*** Opening GIVEN RECORDS ***
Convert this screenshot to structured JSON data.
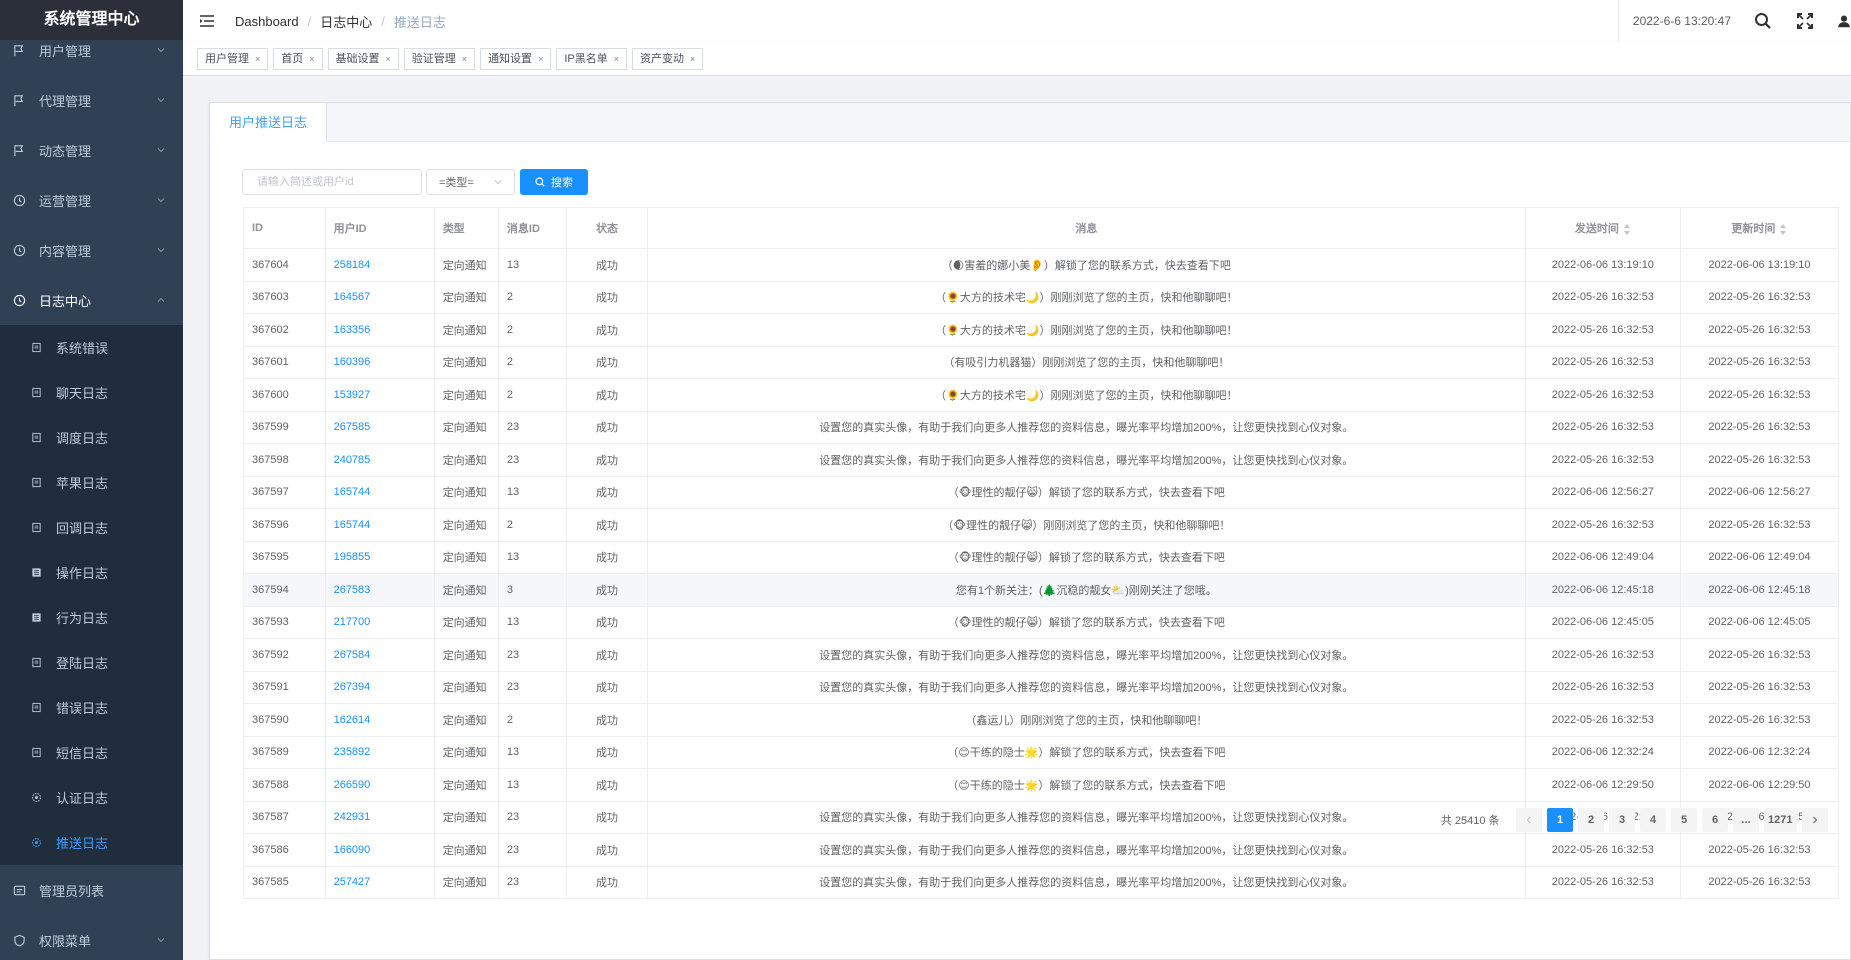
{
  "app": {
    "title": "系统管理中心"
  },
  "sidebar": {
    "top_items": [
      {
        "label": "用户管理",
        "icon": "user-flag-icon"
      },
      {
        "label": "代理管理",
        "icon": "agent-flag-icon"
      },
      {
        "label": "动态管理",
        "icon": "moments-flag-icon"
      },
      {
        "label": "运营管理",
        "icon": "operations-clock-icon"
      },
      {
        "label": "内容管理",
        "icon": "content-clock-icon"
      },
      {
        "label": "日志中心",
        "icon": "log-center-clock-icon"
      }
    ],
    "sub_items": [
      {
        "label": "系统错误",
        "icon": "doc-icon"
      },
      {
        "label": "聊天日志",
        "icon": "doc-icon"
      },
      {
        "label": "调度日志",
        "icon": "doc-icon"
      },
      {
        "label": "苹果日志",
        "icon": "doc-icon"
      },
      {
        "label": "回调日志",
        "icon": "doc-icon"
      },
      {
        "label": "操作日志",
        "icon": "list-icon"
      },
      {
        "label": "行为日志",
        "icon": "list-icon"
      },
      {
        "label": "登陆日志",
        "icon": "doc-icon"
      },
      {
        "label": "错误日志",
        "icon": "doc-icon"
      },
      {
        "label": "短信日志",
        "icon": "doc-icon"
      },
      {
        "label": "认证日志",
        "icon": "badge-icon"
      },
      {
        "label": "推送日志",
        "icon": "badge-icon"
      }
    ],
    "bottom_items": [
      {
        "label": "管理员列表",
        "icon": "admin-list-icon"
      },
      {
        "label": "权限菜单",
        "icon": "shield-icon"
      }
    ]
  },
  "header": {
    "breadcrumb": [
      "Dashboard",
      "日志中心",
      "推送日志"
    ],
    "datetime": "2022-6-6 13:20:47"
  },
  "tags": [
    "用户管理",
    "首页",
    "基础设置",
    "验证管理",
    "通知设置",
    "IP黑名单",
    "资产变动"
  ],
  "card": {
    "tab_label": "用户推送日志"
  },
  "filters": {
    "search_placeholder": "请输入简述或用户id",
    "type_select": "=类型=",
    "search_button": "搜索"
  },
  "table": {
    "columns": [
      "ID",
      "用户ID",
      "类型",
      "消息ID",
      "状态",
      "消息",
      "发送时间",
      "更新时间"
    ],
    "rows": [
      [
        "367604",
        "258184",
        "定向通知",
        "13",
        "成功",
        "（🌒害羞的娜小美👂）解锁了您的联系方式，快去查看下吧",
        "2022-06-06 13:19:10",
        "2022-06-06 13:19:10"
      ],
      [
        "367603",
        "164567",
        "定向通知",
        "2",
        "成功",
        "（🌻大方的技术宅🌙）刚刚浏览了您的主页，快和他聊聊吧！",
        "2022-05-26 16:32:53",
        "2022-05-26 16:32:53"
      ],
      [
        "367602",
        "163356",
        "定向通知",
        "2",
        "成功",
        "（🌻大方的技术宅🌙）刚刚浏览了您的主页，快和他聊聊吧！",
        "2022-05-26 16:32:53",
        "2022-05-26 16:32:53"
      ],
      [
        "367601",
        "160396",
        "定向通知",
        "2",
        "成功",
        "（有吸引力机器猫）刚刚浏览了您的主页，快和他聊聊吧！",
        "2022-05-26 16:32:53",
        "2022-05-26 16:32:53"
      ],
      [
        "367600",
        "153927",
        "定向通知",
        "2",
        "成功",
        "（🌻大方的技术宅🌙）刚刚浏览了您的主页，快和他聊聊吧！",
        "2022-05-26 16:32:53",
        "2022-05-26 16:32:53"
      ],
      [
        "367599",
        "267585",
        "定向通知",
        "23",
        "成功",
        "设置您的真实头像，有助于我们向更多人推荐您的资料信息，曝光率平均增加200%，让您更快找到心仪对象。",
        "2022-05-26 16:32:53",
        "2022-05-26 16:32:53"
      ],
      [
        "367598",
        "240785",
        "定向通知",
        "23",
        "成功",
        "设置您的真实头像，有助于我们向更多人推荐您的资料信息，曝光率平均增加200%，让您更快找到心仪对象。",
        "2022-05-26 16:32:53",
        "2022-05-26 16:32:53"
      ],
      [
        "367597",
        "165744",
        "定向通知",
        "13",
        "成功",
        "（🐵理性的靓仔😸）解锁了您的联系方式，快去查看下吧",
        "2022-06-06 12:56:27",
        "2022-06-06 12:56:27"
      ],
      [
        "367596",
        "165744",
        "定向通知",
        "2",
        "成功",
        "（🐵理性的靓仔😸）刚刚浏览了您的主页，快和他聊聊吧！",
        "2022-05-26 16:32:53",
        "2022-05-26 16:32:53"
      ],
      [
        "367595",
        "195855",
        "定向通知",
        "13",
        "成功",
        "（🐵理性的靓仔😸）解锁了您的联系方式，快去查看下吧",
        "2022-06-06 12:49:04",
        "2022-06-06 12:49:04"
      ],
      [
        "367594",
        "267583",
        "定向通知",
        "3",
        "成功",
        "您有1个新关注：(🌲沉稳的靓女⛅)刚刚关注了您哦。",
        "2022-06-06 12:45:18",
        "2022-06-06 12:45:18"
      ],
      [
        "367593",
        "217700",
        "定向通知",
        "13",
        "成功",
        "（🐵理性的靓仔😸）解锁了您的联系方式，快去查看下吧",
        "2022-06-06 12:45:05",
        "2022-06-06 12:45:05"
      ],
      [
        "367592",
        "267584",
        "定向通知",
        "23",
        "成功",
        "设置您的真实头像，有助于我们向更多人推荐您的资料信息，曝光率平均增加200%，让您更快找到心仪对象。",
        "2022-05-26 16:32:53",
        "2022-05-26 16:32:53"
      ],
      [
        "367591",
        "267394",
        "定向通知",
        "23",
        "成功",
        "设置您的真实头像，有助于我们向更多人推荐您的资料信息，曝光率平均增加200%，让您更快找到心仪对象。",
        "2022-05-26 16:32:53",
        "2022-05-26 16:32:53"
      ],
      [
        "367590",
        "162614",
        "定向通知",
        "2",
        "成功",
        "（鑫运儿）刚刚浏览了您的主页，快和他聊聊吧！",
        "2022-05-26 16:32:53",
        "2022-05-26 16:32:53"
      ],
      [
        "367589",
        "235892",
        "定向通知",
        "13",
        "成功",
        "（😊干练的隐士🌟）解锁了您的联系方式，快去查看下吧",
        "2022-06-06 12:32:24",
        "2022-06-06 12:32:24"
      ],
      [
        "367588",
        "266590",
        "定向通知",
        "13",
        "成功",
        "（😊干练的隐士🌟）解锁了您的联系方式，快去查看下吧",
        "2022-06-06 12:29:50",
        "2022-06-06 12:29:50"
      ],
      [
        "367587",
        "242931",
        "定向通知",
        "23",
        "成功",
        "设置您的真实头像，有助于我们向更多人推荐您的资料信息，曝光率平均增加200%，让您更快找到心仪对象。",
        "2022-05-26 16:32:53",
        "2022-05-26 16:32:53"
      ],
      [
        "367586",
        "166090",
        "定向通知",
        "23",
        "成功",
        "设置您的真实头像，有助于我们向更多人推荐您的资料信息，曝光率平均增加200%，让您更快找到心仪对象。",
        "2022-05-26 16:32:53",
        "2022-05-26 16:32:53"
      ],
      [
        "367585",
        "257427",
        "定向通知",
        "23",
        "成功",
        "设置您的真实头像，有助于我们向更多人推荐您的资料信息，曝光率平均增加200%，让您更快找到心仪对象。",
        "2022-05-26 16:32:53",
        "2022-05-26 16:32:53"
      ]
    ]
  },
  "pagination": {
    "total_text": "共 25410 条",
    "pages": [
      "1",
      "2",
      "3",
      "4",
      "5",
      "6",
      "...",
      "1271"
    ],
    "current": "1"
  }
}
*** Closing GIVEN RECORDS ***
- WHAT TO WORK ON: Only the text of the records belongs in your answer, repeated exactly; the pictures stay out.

- TASK ANSWER:
Convert this screenshot to structured JSON data.
{
  "app": {
    "title": "系统管理中心"
  },
  "sidebar": {
    "top_items": [
      {
        "label": "用户管理",
        "icon": "user-flag-icon"
      },
      {
        "label": "代理管理",
        "icon": "agent-flag-icon"
      },
      {
        "label": "动态管理",
        "icon": "moments-flag-icon"
      },
      {
        "label": "运营管理",
        "icon": "operations-clock-icon"
      },
      {
        "label": "内容管理",
        "icon": "content-clock-icon"
      },
      {
        "label": "日志中心",
        "icon": "log-center-clock-icon"
      }
    ],
    "sub_items": [
      {
        "label": "系统错误",
        "icon": "doc-icon"
      },
      {
        "label": "聊天日志",
        "icon": "doc-icon"
      },
      {
        "label": "调度日志",
        "icon": "doc-icon"
      },
      {
        "label": "苹果日志",
        "icon": "doc-icon"
      },
      {
        "label": "回调日志",
        "icon": "doc-icon"
      },
      {
        "label": "操作日志",
        "icon": "list-icon"
      },
      {
        "label": "行为日志",
        "icon": "list-icon"
      },
      {
        "label": "登陆日志",
        "icon": "doc-icon"
      },
      {
        "label": "错误日志",
        "icon": "doc-icon"
      },
      {
        "label": "短信日志",
        "icon": "doc-icon"
      },
      {
        "label": "认证日志",
        "icon": "badge-icon"
      },
      {
        "label": "推送日志",
        "icon": "badge-icon"
      }
    ],
    "bottom_items": [
      {
        "label": "管理员列表",
        "icon": "admin-list-icon"
      },
      {
        "label": "权限菜单",
        "icon": "shield-icon"
      }
    ]
  },
  "header": {
    "breadcrumb": [
      "Dashboard",
      "日志中心",
      "推送日志"
    ],
    "datetime": "2022-6-6 13:20:47"
  },
  "tags": [
    "用户管理",
    "首页",
    "基础设置",
    "验证管理",
    "通知设置",
    "IP黑名单",
    "资产变动"
  ],
  "card": {
    "tab_label": "用户推送日志"
  },
  "filters": {
    "search_placeholder": "请输入简述或用户id",
    "type_select": "=类型=",
    "search_button": "搜索"
  },
  "table": {
    "columns": [
      "ID",
      "用户ID",
      "类型",
      "消息ID",
      "状态",
      "消息",
      "发送时间",
      "更新时间"
    ],
    "rows": [
      [
        "367604",
        "258184",
        "定向通知",
        "13",
        "成功",
        "（🌒害羞的娜小美👂）解锁了您的联系方式，快去查看下吧",
        "2022-06-06 13:19:10",
        "2022-06-06 13:19:10"
      ],
      [
        "367603",
        "164567",
        "定向通知",
        "2",
        "成功",
        "（🌻大方的技术宅🌙）刚刚浏览了您的主页，快和他聊聊吧！",
        "2022-05-26 16:32:53",
        "2022-05-26 16:32:53"
      ],
      [
        "367602",
        "163356",
        "定向通知",
        "2",
        "成功",
        "（🌻大方的技术宅🌙）刚刚浏览了您的主页，快和他聊聊吧！",
        "2022-05-26 16:32:53",
        "2022-05-26 16:32:53"
      ],
      [
        "367601",
        "160396",
        "定向通知",
        "2",
        "成功",
        "（有吸引力机器猫）刚刚浏览了您的主页，快和他聊聊吧！",
        "2022-05-26 16:32:53",
        "2022-05-26 16:32:53"
      ],
      [
        "367600",
        "153927",
        "定向通知",
        "2",
        "成功",
        "（🌻大方的技术宅🌙）刚刚浏览了您的主页，快和他聊聊吧！",
        "2022-05-26 16:32:53",
        "2022-05-26 16:32:53"
      ],
      [
        "367599",
        "267585",
        "定向通知",
        "23",
        "成功",
        "设置您的真实头像，有助于我们向更多人推荐您的资料信息，曝光率平均增加200%，让您更快找到心仪对象。",
        "2022-05-26 16:32:53",
        "2022-05-26 16:32:53"
      ],
      [
        "367598",
        "240785",
        "定向通知",
        "23",
        "成功",
        "设置您的真实头像，有助于我们向更多人推荐您的资料信息，曝光率平均增加200%，让您更快找到心仪对象。",
        "2022-05-26 16:32:53",
        "2022-05-26 16:32:53"
      ],
      [
        "367597",
        "165744",
        "定向通知",
        "13",
        "成功",
        "（🐵理性的靓仔😸）解锁了您的联系方式，快去查看下吧",
        "2022-06-06 12:56:27",
        "2022-06-06 12:56:27"
      ],
      [
        "367596",
        "165744",
        "定向通知",
        "2",
        "成功",
        "（🐵理性的靓仔😸）刚刚浏览了您的主页，快和他聊聊吧！",
        "2022-05-26 16:32:53",
        "2022-05-26 16:32:53"
      ],
      [
        "367595",
        "195855",
        "定向通知",
        "13",
        "成功",
        "（🐵理性的靓仔😸）解锁了您的联系方式，快去查看下吧",
        "2022-06-06 12:49:04",
        "2022-06-06 12:49:04"
      ],
      [
        "367594",
        "267583",
        "定向通知",
        "3",
        "成功",
        "您有1个新关注：(🌲沉稳的靓女⛅)刚刚关注了您哦。",
        "2022-06-06 12:45:18",
        "2022-06-06 12:45:18"
      ],
      [
        "367593",
        "217700",
        "定向通知",
        "13",
        "成功",
        "（🐵理性的靓仔😸）解锁了您的联系方式，快去查看下吧",
        "2022-06-06 12:45:05",
        "2022-06-06 12:45:05"
      ],
      [
        "367592",
        "267584",
        "定向通知",
        "23",
        "成功",
        "设置您的真实头像，有助于我们向更多人推荐您的资料信息，曝光率平均增加200%，让您更快找到心仪对象。",
        "2022-05-26 16:32:53",
        "2022-05-26 16:32:53"
      ],
      [
        "367591",
        "267394",
        "定向通知",
        "23",
        "成功",
        "设置您的真实头像，有助于我们向更多人推荐您的资料信息，曝光率平均增加200%，让您更快找到心仪对象。",
        "2022-05-26 16:32:53",
        "2022-05-26 16:32:53"
      ],
      [
        "367590",
        "162614",
        "定向通知",
        "2",
        "成功",
        "（鑫运儿）刚刚浏览了您的主页，快和他聊聊吧！",
        "2022-05-26 16:32:53",
        "2022-05-26 16:32:53"
      ],
      [
        "367589",
        "235892",
        "定向通知",
        "13",
        "成功",
        "（😊干练的隐士🌟）解锁了您的联系方式，快去查看下吧",
        "2022-06-06 12:32:24",
        "2022-06-06 12:32:24"
      ],
      [
        "367588",
        "266590",
        "定向通知",
        "13",
        "成功",
        "（😊干练的隐士🌟）解锁了您的联系方式，快去查看下吧",
        "2022-06-06 12:29:50",
        "2022-06-06 12:29:50"
      ],
      [
        "367587",
        "242931",
        "定向通知",
        "23",
        "成功",
        "设置您的真实头像，有助于我们向更多人推荐您的资料信息，曝光率平均增加200%，让您更快找到心仪对象。",
        "2022-05-26 16:32:53",
        "2022-05-26 16:32:53"
      ],
      [
        "367586",
        "166090",
        "定向通知",
        "23",
        "成功",
        "设置您的真实头像，有助于我们向更多人推荐您的资料信息，曝光率平均增加200%，让您更快找到心仪对象。",
        "2022-05-26 16:32:53",
        "2022-05-26 16:32:53"
      ],
      [
        "367585",
        "257427",
        "定向通知",
        "23",
        "成功",
        "设置您的真实头像，有助于我们向更多人推荐您的资料信息，曝光率平均增加200%，让您更快找到心仪对象。",
        "2022-05-26 16:32:53",
        "2022-05-26 16:32:53"
      ]
    ]
  },
  "pagination": {
    "total_text": "共 25410 条",
    "pages": [
      "1",
      "2",
      "3",
      "4",
      "5",
      "6",
      "...",
      "1271"
    ],
    "current": "1"
  }
}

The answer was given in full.